** Opening Supplied records block **

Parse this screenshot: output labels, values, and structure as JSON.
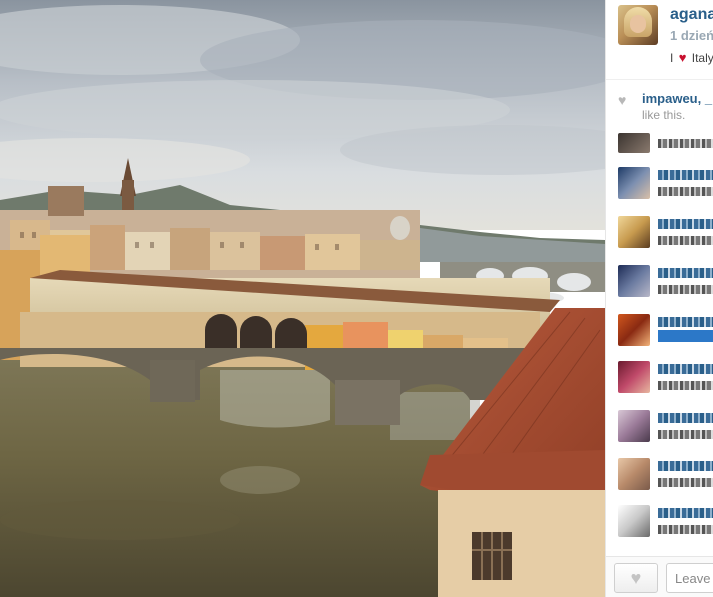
{
  "post": {
    "username": "agana",
    "time_ago": "1 dzień",
    "caption_prefix": "I",
    "caption_suffix": "Italy"
  },
  "likes": {
    "who": "impaweu, _",
    "tail": "like this."
  },
  "footer": {
    "like_button_icon": "heart-icon",
    "comment_placeholder": "Leave a comment..."
  },
  "colors": {
    "username": "#2a5f8a",
    "highlight": "#2c78c8",
    "caption_heart": "#c8102e"
  }
}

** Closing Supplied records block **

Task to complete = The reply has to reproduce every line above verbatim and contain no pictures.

Task solution =
Parse this screenshot: output labels, values, and structure as JSON.
{
  "post": {
    "username": "agana",
    "time_ago": "1 dzień",
    "caption_prefix": "I",
    "caption_suffix": "Italy"
  },
  "likes": {
    "who": "impaweu, _",
    "tail": "like this."
  },
  "footer": {
    "like_button_icon": "heart-icon",
    "comment_placeholder": "Leave a comment..."
  },
  "colors": {
    "username": "#2a5f8a",
    "highlight": "#2c78c8",
    "caption_heart": "#c8102e"
  }
}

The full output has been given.